For the indexes from 1939-1951, the records are not strictly alphabetical, and they are printed instead of typed (printed very neatly, I might add).  They are grouped by year, then by the first letter of the last name, then by the first letter of the first name.  So, you’ll find all of the Pinto’s, Pater’s, Parker’s, Petruzzelli’s, and Portnoy’s jumbled together, but if you know the person’s first name, you can jump right to the section for that letter (so all of the Joseph’s, John’s, and Jacob’s with a last name beginning with “P” are together).  Because of this, the indexes for these years will take more time to look through.  But, the fact that they go all the way up to 1951 means that I should be able to find the marriage records for many cousins to help fill in some bare branches on the tree.

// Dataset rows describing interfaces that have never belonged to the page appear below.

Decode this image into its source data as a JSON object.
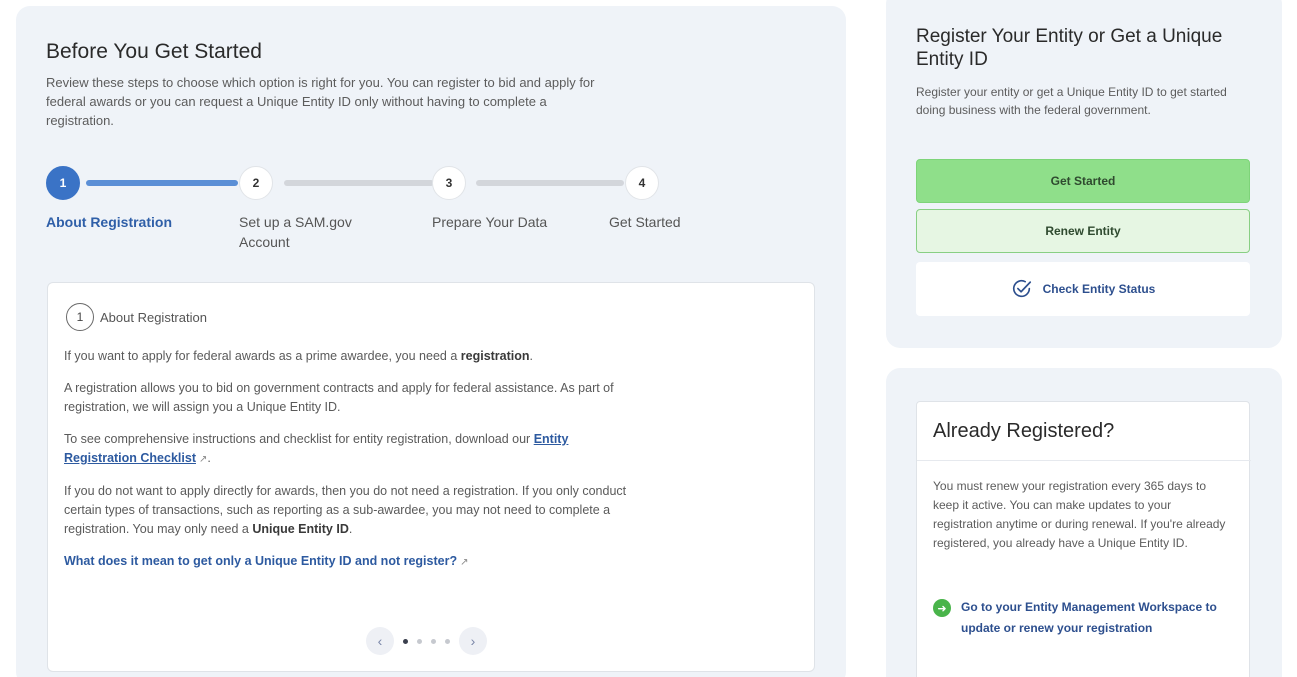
{
  "left": {
    "title": "Before You Get Started",
    "intro": "Review these steps to choose which option is right for you. You can register to bid and apply for federal awards or you can request a Unique Entity ID only without having to complete a registration."
  },
  "stepper": {
    "steps": [
      {
        "number": "1",
        "label": "About Registration"
      },
      {
        "number": "2",
        "label": "Set up a SAM.gov Account"
      },
      {
        "number": "3",
        "label": "Prepare Your Data"
      },
      {
        "number": "4",
        "label": "Get Started"
      }
    ]
  },
  "card": {
    "number": "1",
    "label": "About Registration",
    "p1_pre": "If you want to apply for federal awards as a prime awardee, you need a ",
    "p1_bold": "registration",
    "p1_post": ".",
    "p2": "A registration allows you to bid on government contracts and apply for federal assistance. As part of registration, we will assign you a Unique Entity ID.",
    "p3_pre": "To see comprehensive instructions and checklist for entity registration, download our ",
    "p3_link": "Entity Registration Checklist",
    "p3_post": ".",
    "p4_pre": "If you do not want to apply directly for awards, then you do not need a registration. If you only conduct certain types of transactions, such as reporting as a sub-awardee, you may not need to complete a registration. You may only need a ",
    "p4_bold": "Unique Entity ID",
    "p4_post": ".",
    "question": "What does it mean to get only a Unique Entity ID and not register?",
    "pager_prev": "‹",
    "pager_next": "›"
  },
  "register_panel": {
    "title": "Register Your Entity or Get a Unique Entity ID",
    "description": "Register your entity or get a Unique Entity ID to get started doing business with the federal government.",
    "get_started_label": "Get Started",
    "renew_label": "Renew Entity",
    "check_status_label": "Check Entity Status"
  },
  "already_registered": {
    "title": "Already Registered?",
    "description": "You must renew your registration every 365 days to keep it active. You can make updates to your registration anytime or during renewal. If you're already registered, you already have a Unique Entity ID.",
    "workspace_link": "Go to your Entity Management Workspace to update or renew your registration"
  },
  "colors": {
    "primary_blue": "#3a73c6",
    "get_started_green": "#8fdf8a",
    "panel_bg": "#eff3f8"
  },
  "icons": {
    "external_link": "external-link-icon",
    "check_status": "check-circle-icon",
    "go_arrow": "arrow-right-circle-icon"
  }
}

My only “pet peeve” is that I can not seem to access one record group.  For the years 1917-1938, the surnames beginning with X-Y-Z simply will not come up.  I can’t access the records for Zawodny!  I’ve sent a message via the “Feedback” form, so I’m sure the smart folks at Family Search Labs will fix the link soon. Update: As of 25 July 2008, this problem has been fixed on the site and the X-Y-Z records can now be accessed!

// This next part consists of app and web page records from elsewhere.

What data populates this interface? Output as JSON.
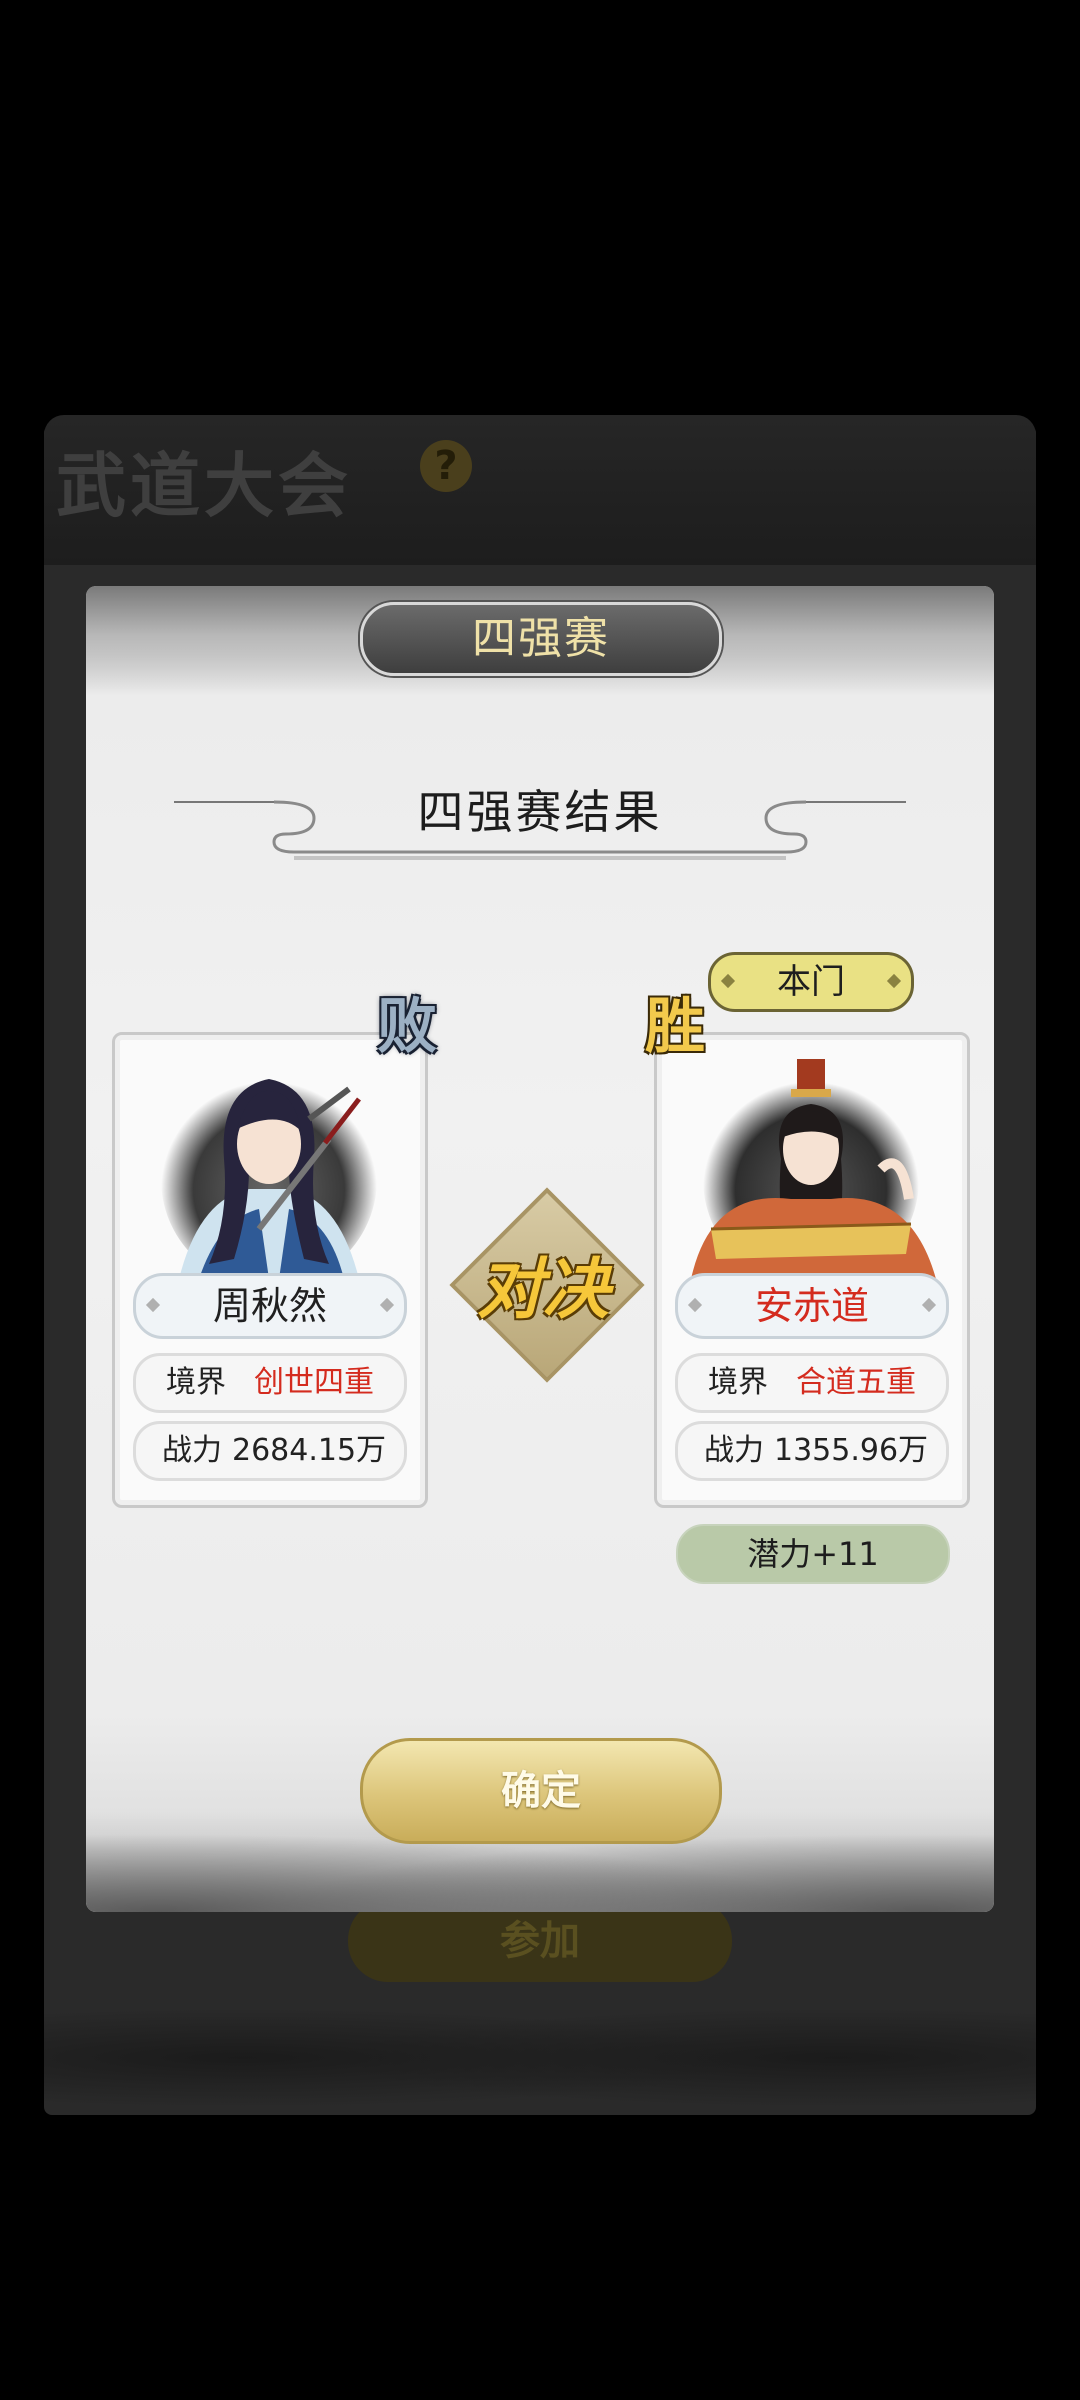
{
  "background": {
    "title": "武道大会",
    "help_icon": "?",
    "join_label": "参加"
  },
  "modal": {
    "tab_label": "四强赛",
    "result_title": "四强赛结果",
    "vs_label": "对决",
    "confirm_label": "确定"
  },
  "left_player": {
    "result": "败",
    "name": "周秋然",
    "realm_label": "境界",
    "realm_value": "创世四重",
    "power_label": "战力",
    "power_value": "2684.15万"
  },
  "right_player": {
    "result": "胜",
    "faction": "本门",
    "name": "安赤道",
    "realm_label": "境界",
    "realm_value": "合道五重",
    "power_label": "战力",
    "power_value": "1355.96万",
    "potential": "潜力+11"
  },
  "colors": {
    "win_red": "#d42b1e",
    "gold": "#f6c73a",
    "faction_yellow": "#e9e184",
    "potential_green": "#b9c9a8"
  }
}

One word of caution: if you can’t find a couple listed in the index, try elsewhere.  All four of my grandparents were born and raised in Philadelphia, yet both couples got married – and therefore got their marriage licenses – in Media, PA (the county seat for Delaware County).  My only great-grandparents to be married in the U.S. chose Camden, NJ – despite the fact they both lived in Philadelphia.  Also, one of the most popular “marriage destinations” back then was Elkton, MD – apparently the legal age for marriage was younger here, so you didn’t need your parents’ permission as you would in PA!

You never know who you might find in these records – and you may not even realize it’s someone famous!  I already have this particular marriage record, but I looked the groom up in the index anyway.  It’s also a good example of what the 1939-1951 indexes look like:

Future Famous Couple

Future Famous Couple

Did you know that actor Gene Kelly was married in Philadelphia?  He and Betsy Blair (that’s her “stage name”) chose a spot “in the middle” for her New Jersey family and his Pittsburgh family.  They were literally on their way to Hollywood where Gene would begin his career (bonus points if any readers know which film was his first…without snooping on the net).  At least I finally found a way to combine my two GENE hobbies!

Related articles: When You Can’t Find Grampa’s Marriage Record (alternate locations) and More on Philadelphia Marriage Records (pre-1885 records)

Read Full Post »

Follow

Get every new post delivered to your Inbox.

Join 120 other followers